- **About this exercise**:
The listing that follows must be retyped in full, exactly.
----- Listed records
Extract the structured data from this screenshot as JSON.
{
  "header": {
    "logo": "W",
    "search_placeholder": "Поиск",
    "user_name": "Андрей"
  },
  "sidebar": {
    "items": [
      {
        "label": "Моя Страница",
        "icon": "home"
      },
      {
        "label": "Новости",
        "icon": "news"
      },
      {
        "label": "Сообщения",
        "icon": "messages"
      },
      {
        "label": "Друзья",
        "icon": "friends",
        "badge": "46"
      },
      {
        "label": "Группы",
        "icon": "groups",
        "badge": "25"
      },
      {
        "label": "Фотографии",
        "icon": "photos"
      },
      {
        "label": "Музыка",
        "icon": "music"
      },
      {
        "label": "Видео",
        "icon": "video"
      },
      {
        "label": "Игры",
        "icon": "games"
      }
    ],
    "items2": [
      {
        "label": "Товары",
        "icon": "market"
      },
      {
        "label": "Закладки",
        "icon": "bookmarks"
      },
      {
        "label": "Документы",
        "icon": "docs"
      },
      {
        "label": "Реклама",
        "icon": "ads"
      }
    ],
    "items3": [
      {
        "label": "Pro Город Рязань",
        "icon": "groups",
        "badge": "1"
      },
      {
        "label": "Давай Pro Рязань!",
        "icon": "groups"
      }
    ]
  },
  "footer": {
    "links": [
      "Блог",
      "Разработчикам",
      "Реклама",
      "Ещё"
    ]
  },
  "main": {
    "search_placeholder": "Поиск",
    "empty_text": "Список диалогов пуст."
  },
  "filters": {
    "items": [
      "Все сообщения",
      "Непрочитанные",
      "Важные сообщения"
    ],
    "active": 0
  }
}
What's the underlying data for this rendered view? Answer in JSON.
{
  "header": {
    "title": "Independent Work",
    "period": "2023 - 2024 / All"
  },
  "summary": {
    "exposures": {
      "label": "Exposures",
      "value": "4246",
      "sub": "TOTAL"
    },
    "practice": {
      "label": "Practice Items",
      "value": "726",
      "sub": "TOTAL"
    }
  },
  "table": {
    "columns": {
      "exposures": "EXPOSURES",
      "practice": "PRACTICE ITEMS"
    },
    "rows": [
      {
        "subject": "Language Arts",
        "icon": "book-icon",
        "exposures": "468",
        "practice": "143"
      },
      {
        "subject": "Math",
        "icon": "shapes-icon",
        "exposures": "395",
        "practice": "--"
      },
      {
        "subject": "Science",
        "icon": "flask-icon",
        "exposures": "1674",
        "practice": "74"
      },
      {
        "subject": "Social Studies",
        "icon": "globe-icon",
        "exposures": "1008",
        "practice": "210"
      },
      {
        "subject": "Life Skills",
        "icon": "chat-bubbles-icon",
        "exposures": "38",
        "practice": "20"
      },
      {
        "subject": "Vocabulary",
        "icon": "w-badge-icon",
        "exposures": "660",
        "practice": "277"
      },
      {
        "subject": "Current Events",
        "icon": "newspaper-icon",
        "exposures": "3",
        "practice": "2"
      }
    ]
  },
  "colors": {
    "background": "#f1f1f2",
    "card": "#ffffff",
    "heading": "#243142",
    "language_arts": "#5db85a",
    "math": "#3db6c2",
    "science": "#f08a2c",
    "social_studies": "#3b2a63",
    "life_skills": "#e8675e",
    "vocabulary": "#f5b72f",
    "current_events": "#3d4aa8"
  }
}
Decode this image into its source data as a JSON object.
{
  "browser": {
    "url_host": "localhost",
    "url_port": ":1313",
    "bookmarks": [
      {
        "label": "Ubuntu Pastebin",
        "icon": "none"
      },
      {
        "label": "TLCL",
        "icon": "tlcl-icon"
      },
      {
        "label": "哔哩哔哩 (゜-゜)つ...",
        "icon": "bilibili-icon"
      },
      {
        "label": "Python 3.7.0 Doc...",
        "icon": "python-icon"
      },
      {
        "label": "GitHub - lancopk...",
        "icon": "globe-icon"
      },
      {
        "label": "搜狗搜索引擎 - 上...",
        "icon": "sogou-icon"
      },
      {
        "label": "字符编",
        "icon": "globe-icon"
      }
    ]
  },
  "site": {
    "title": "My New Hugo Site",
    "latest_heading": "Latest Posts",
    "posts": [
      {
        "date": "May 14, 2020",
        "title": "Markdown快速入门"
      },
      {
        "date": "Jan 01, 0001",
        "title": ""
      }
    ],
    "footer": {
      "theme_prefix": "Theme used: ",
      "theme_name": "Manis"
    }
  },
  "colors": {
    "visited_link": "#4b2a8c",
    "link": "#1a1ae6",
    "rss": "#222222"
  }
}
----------
- **Result below**:
Extract the structured data from this screenshot as JSON.
{
  "header": {
    "logo": "W",
    "search_placeholder": "Поиск",
    "user_name": "Андрей"
  },
  "sidebar": {
    "items": [
      {
        "label": "Моя Страница",
        "icon": "home"
      },
      {
        "label": "Новости",
        "icon": "news"
      },
      {
        "label": "Сообщения",
        "icon": "messages"
      },
      {
        "label": "Друзья",
        "icon": "friends",
        "badge": "46"
      },
      {
        "label": "Группы",
        "icon": "groups",
        "badge": "25"
      },
      {
        "label": "Фотографии",
        "icon": "photos"
      },
      {
        "label": "Музыка",
        "icon": "music"
      },
      {
        "label": "Видео",
        "icon": "video"
      },
      {
        "label": "Игры",
        "icon": "games"
      }
    ],
    "items2": [
      {
        "label": "Товары",
        "icon": "market"
      },
      {
        "label": "Закладки",
        "icon": "bookmarks"
      },
      {
        "label": "Документы",
        "icon": "docs"
      },
      {
        "label": "Реклама",
        "icon": "ads"
      }
    ],
    "items3": [
      {
        "label": "Pro Город Рязань",
        "icon": "groups",
        "badge": "1"
      },
      {
        "label": "Давай Pro Рязань!",
        "icon": "groups"
      }
    ]
  },
  "footer": {
    "links": [
      "Блог",
      "Разработчикам",
      "Реклама",
      "Ещё"
    ]
  },
  "main": {
    "search_placeholder": "Поиск",
    "empty_text": "Список диалогов пуст."
  },
  "filters": {
    "items": [
      "Все сообщения",
      "Непрочитанные",
      "Важные сообщения"
    ],
    "active": 0
  }
}
What's the underlying data for this rendered view? Answer in JSON.
{
  "header": {
    "title": "Independent Work",
    "period": "2023 - 2024 / All"
  },
  "summary": {
    "exposures": {
      "label": "Exposures",
      "value": "4246",
      "sub": "TOTAL"
    },
    "practice": {
      "label": "Practice Items",
      "value": "726",
      "sub": "TOTAL"
    }
  },
  "table": {
    "columns": {
      "exposures": "EXPOSURES",
      "practice": "PRACTICE ITEMS"
    },
    "rows": [
      {
        "subject": "Language Arts",
        "icon": "book-icon",
        "exposures": "468",
        "practice": "143"
      },
      {
        "subject": "Math",
        "icon": "shapes-icon",
        "exposures": "395",
        "practice": "--"
      },
      {
        "subject": "Science",
        "icon": "flask-icon",
        "exposures": "1674",
        "practice": "74"
      },
      {
        "subject": "Social Studies",
        "icon": "globe-icon",
        "exposures": "1008",
        "practice": "210"
      },
      {
        "subject": "Life Skills",
        "icon": "chat-bubbles-icon",
        "exposures": "38",
        "practice": "20"
      },
      {
        "subject": "Vocabulary",
        "icon": "w-badge-icon",
        "exposures": "660",
        "practice": "277"
      },
      {
        "subject": "Current Events",
        "icon": "newspaper-icon",
        "exposures": "3",
        "practice": "2"
      }
    ]
  },
  "colors": {
    "background": "#f1f1f2",
    "card": "#ffffff",
    "heading": "#243142",
    "language_arts": "#5db85a",
    "math": "#3db6c2",
    "science": "#f08a2c",
    "social_studies": "#3b2a63",
    "life_skills": "#e8675e",
    "vocabulary": "#f5b72f",
    "current_events": "#3d4aa8"
  }
}
Decode this image into its source data as a JSON object.
{
  "browser": {
    "url_host": "localhost",
    "url_port": ":1313",
    "bookmarks": [
      {
        "label": "Ubuntu Pastebin",
        "icon": "none"
      },
      {
        "label": "TLCL",
        "icon": "tlcl-icon"
      },
      {
        "label": "哔哩哔哩 (゜-゜)つ...",
        "icon": "bilibili-icon"
      },
      {
        "label": "Python 3.7.0 Doc...",
        "icon": "python-icon"
      },
      {
        "label": "GitHub - lancopk...",
        "icon": "globe-icon"
      },
      {
        "label": "搜狗搜索引擎 - 上...",
        "icon": "sogou-icon"
      },
      {
        "label": "字符编",
        "icon": "globe-icon"
      }
    ]
  },
  "site": {
    "title": "My New Hugo Site",
    "latest_heading": "Latest Posts",
    "posts": [
      {
        "date": "May 14, 2020",
        "title": "Markdown快速入门"
      },
      {
        "date": "Jan 01, 0001",
        "title": ""
      }
    ],
    "footer": {
      "theme_prefix": "Theme used: ",
      "theme_name": "Manis"
    }
  },
  "colors": {
    "visited_link": "#4b2a8c",
    "link": "#1a1ae6",
    "rss": "#222222"
  }
}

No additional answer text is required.